o Which of my objectives:

- Must I achieve?

- Do I intend to achieve?

- Would I like to achieve?

o What options or alternatives would be acceptable to me?

o What are the other sides. objectives?

o How does the other side see the negotiation?


It has often been said that information is power. In any negotiation, there will be four types of information that is important to the final outcome.

o What information do I have that the other side has also?

o What information do I have that the other side does not have?

o What information do I need to have before negotiating with the other side?

o What information does the other side need before it can negotiate with me?

This can be particularly important when negotiating with people who concentrate
on price issues.

o What other things are important to this person?

o What pressures does he have on him to conclude the deal?

o How well is his company doing at the moment?

o How important is it that he deals with my company? etc.

The early phases of negotiation consist of both sides finding out more information
before talking about a specific deal or set of alternatives. For example, if you find out
the other side has a time deadline that only your company can meet, it may give you
the chance to negotiate on more favourable price. If you know that the other side
has recently expanded their production capacity, you may be able to negotiate more
favourable terms in return for a commitment to buy certain volumes over an agreed
time period.

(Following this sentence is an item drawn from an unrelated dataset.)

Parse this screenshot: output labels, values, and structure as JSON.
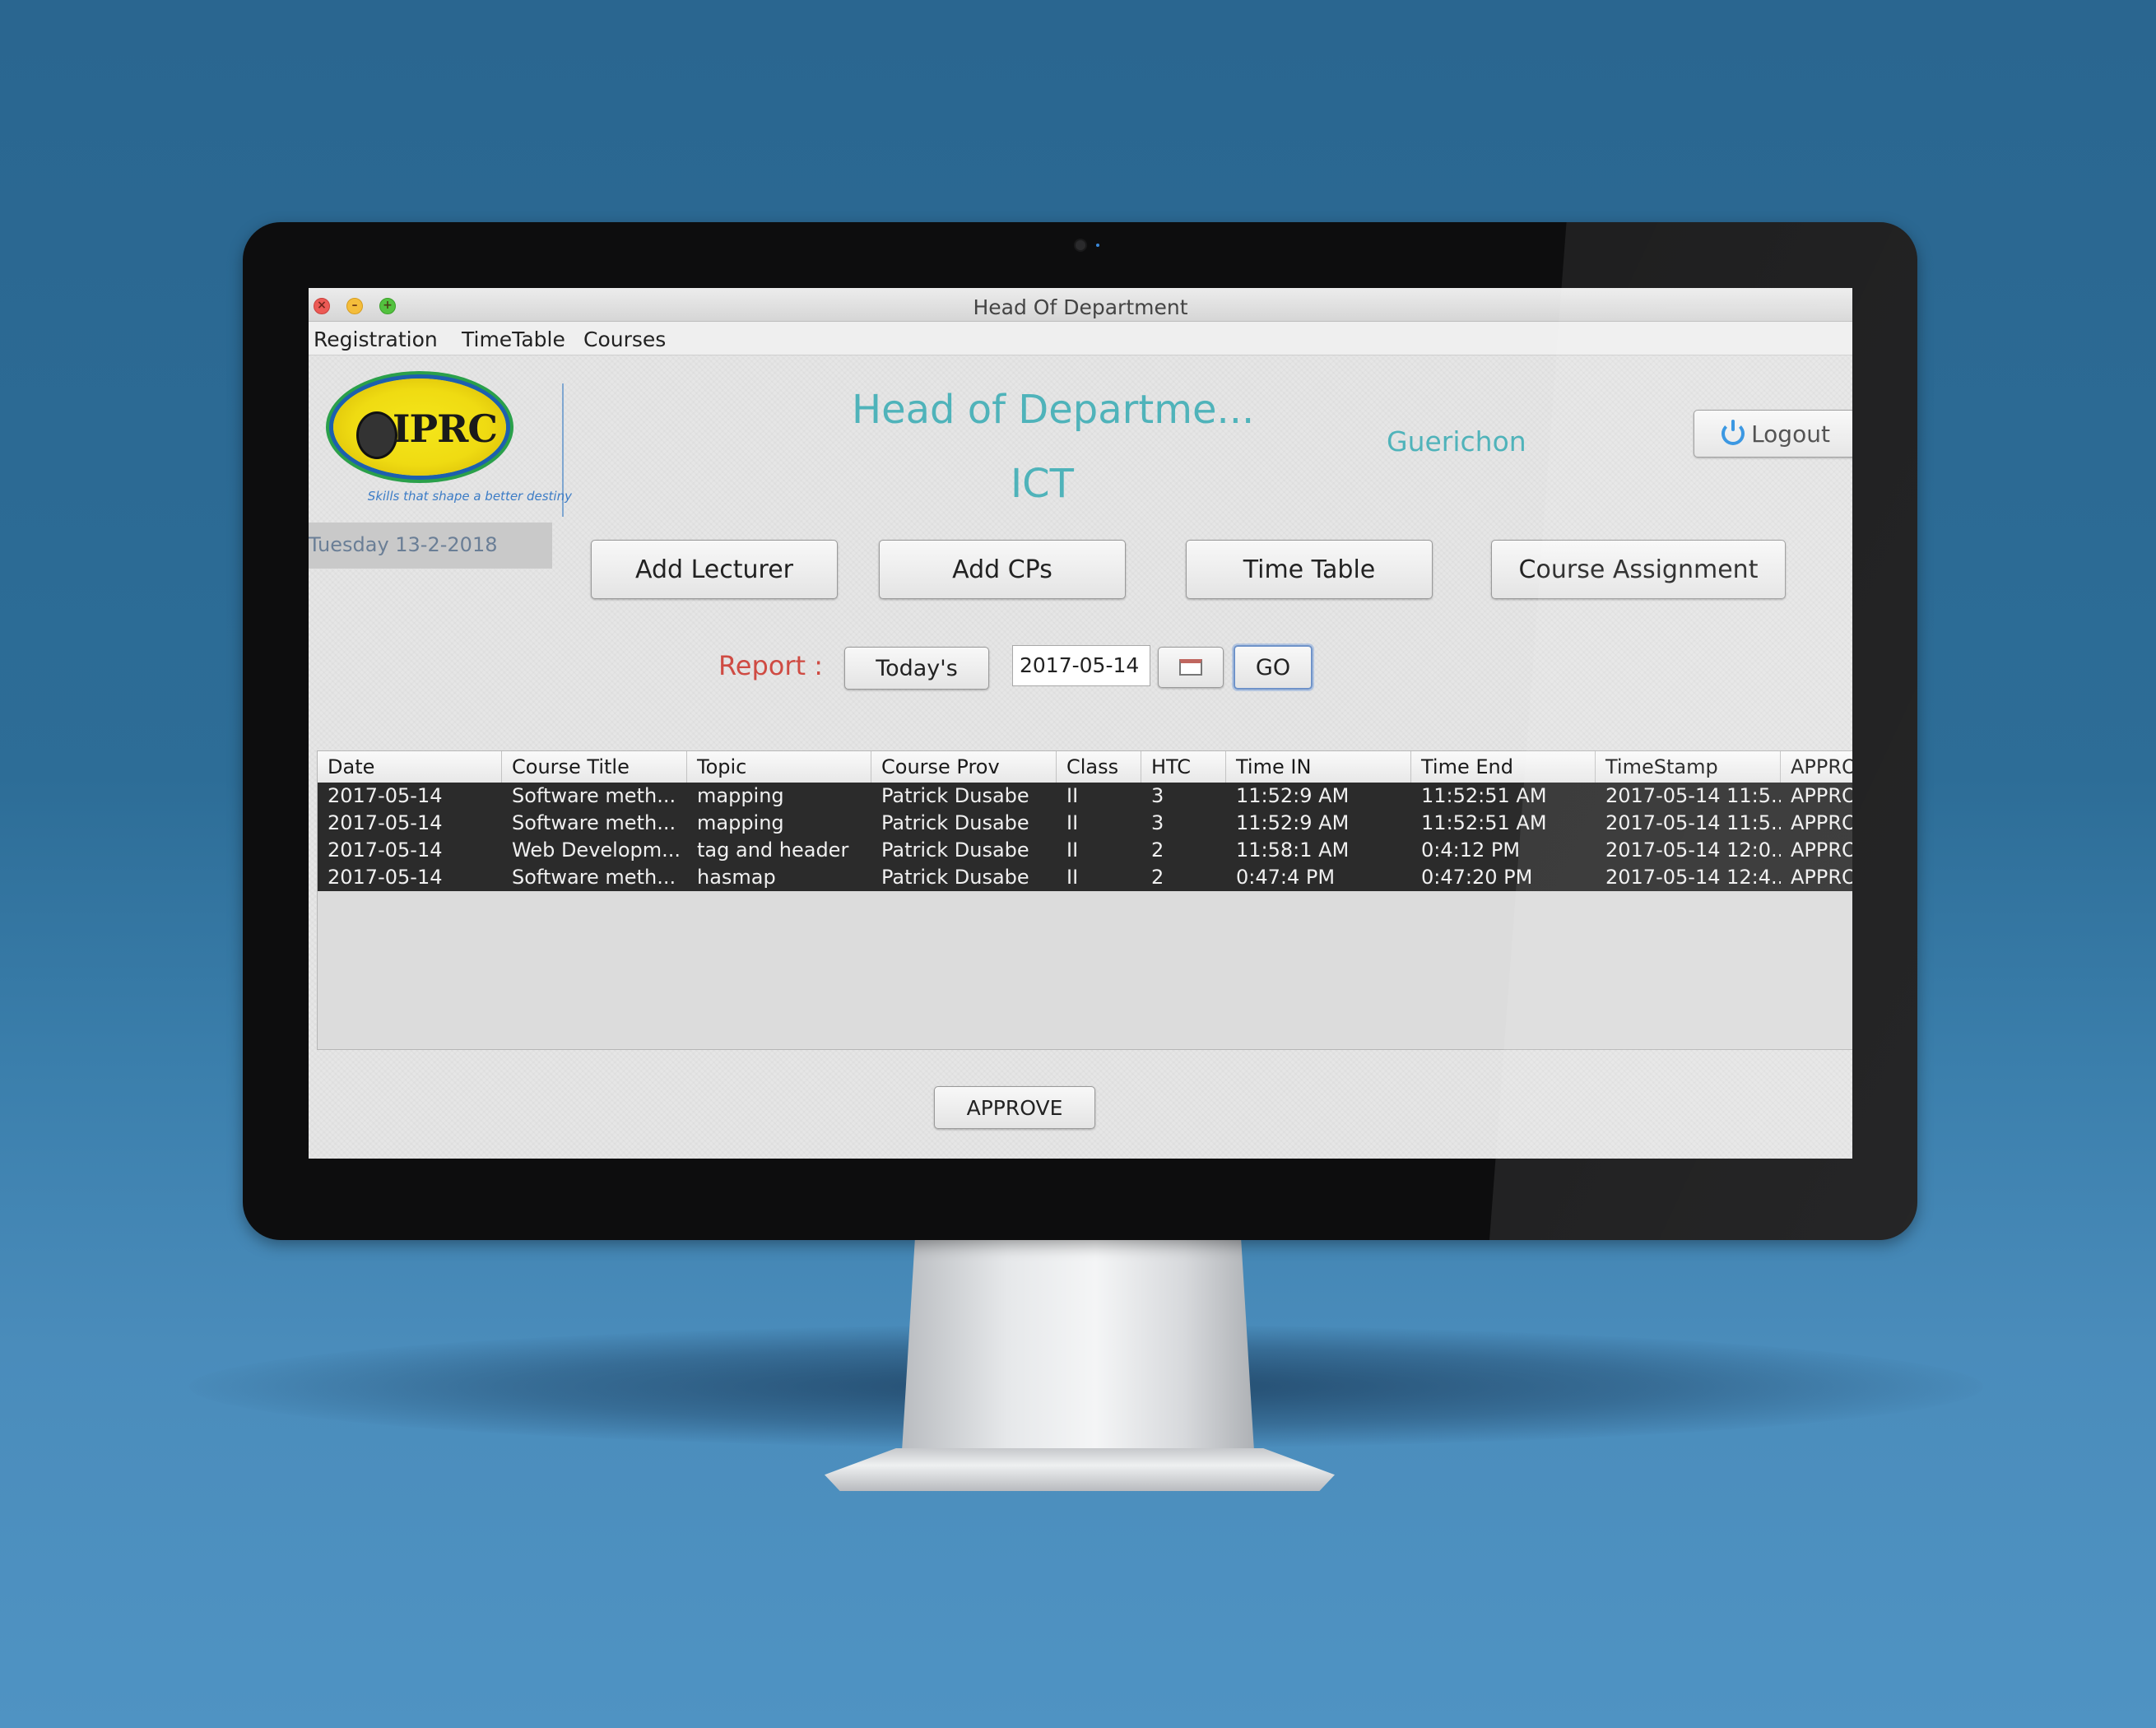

By spending time as part of your preparation in listing what you already know and
what you need to know, you will give yourself a better chance to negotiate well on
your company’s behalf.

Concessions :

Negotiation is a process of bargaining by which agreement is reached between two
or more parties. It is rare in negotiation for agreement to be reached immediately or
for each side to have identical objectives. More often than not, agreements have to
be worked out where concessions are given and received and this is the area where
the profitability of the final outcome will be decided.

When preparing for negotiation, it is advisable to write down a realistic assessment
of how you perceive the final outcome. Find out the limits of your authority within
the negotiation and decide what you are willing and able to concede in order to
arrive at an agreement, which satisfies all parties.

Concessions have two elements; cost and value. It is possible during negotiations to
concede issues that have little cost to you but have great value to the other side. This
is the best type of concession to make. Avoid, however, conceding on issues that
have a high cost to you irrespective of their value to the other side.

When preparing for negotiations, ask yourself the following questions:

o What is the best deal I could realistically achieve in this negotiation?

o What is the likely outcome of the negotiation?

o What is the limit of my authority?

o At which point should I walk away?

o What concessions are available to me?

o What is the cost of each concession and what value does each have to either side?


Planning your strategy is important in negotiation. Once you know your objectives,
you need to work out how you are going to achieve them. It is also useful to try and
see the negotiation from the other side and try and work out what their strategy will

During the negotiation there will be opportunities to use various tactics and you
need to decide which of these you feel comfortable with and at the same time recognise the tactics being used by the other side. Ask yourself the following questions:

o How am I going to achieve my objectives in this negotiation?

o What is the strategy of the other side likely to be?

o What tactics should I use within the negotiation?

o What tactics are the other side likely to use?

And Finally – Tasks :

If you go into negotiation with a colleague or colleagues, you need to decide during
the preparation phase:

o What role will each team member take in the negotiation?

o How can we work together in the most effective way?

Some teams of negotiators appoint team leaders, note takers, observers and
specialists, each with their own clearly defined authority and roles to perform.
Having a clear understanding of roles within the negotiation will make the team
approach much more effective.

Copyright © 2007 Jonathan Farrington. All rights reserved